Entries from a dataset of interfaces
• • • • •

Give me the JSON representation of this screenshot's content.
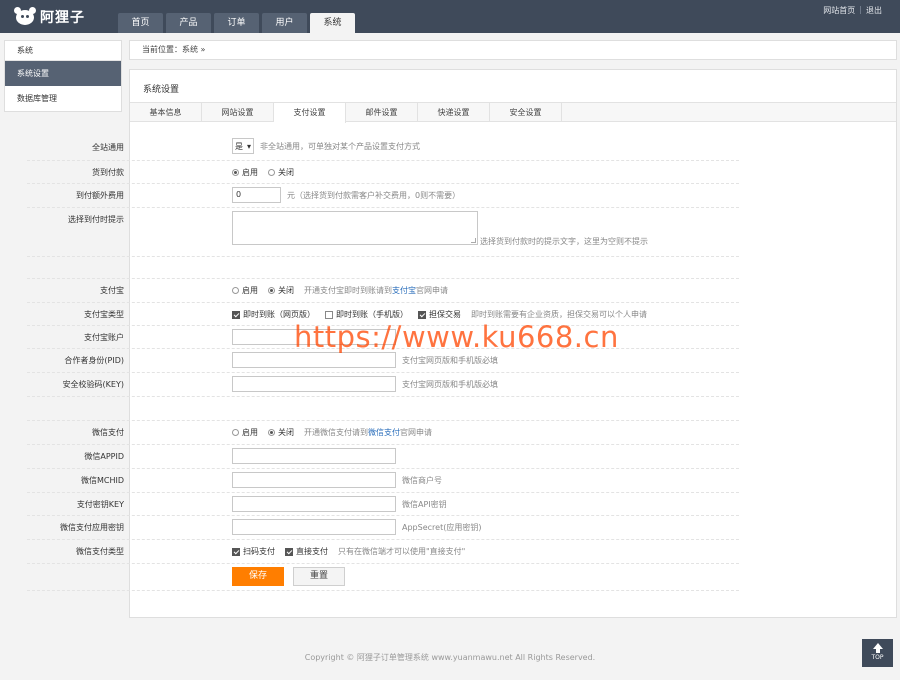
{
  "logo": {
    "text": "阿狸子"
  },
  "nav": {
    "tabs": [
      "首页",
      "产品",
      "订单",
      "用户",
      "系统"
    ],
    "active": 4
  },
  "top_links": {
    "home": "网站首页",
    "sep": "|",
    "logout": "退出"
  },
  "sidebar": {
    "header": "系统",
    "items": [
      "系统设置",
      "数据库管理"
    ]
  },
  "breadcrumb": {
    "label": "当前位置：",
    "current": "系统",
    "arrow": "»"
  },
  "panel": {
    "title": "系统设置"
  },
  "subtabs": [
    "基本信息",
    "网站设置",
    "支付设置",
    "邮件设置",
    "快递设置",
    "安全设置"
  ],
  "cod": {
    "global_label": "全站通用",
    "global_value": "是",
    "global_hint": "非全站通用，可单独对某个产品设置支付方式",
    "cod_label": "货到付款",
    "enable": "启用",
    "disable": "关闭",
    "fee_label": "到付额外费用",
    "fee_value": "0",
    "fee_hint": "元（选择货到付款需客户补交费用，0则不需要）",
    "tip_label": "选择到付时提示",
    "tip_hint": "选择货到付款时的提示文字，这里为空则不提示"
  },
  "alipay": {
    "label": "支付宝",
    "enable": "启用",
    "disable": "关闭",
    "hint_pre": "开通支付宝即时到账请到",
    "hint_link": "支付宝",
    "hint_post": "官网申请",
    "type_label": "支付宝类型",
    "type_opts": [
      "即时到账（网页版）",
      "即时到账（手机版）",
      "担保交易"
    ],
    "type_hint": "即时到账需要有企业资质，担保交易可以个人申请",
    "account_label": "支付宝账户",
    "pid_label": "合作者身份(PID)",
    "pid_hint": "支付宝网页版和手机版必填",
    "key_label": "安全校验码(KEY)",
    "key_hint": "支付宝网页版和手机版必填"
  },
  "wechat": {
    "label": "微信支付",
    "enable": "启用",
    "disable": "关闭",
    "hint_pre": "开通微信支付请到",
    "hint_link": "微信支付",
    "hint_post": "官网申请",
    "appid_label": "微信APPID",
    "mchid_label": "微信MCHID",
    "mchid_hint": "微信商户号",
    "key_label": "支付密钥KEY",
    "key_hint": "微信API密钥",
    "secret_label": "微信支付应用密钥",
    "secret_hint": "AppSecret(应用密钥)",
    "type_label": "微信支付类型",
    "type_opts": [
      "扫码支付",
      "直接支付"
    ],
    "type_hint": "只有在微信端才可以使用\"直接支付\""
  },
  "buttons": {
    "save": "保存",
    "reset": "重置"
  },
  "watermark": "https://www.ku668.cn",
  "footer": "Copyright © 阿狸子订单管理系统 www.yuanmawu.net All Rights Reserved.",
  "totop": "TOP",
  "colors": {
    "topbar": "#3f4a5a",
    "accent": "#ff7e00",
    "link": "#2a6ebb",
    "watermark": "#ff4500"
  }
}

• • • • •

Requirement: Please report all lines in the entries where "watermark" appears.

Result of this exercise:
  "watermark": "https://www.ku668.cn",
    "watermark": "#ff4500"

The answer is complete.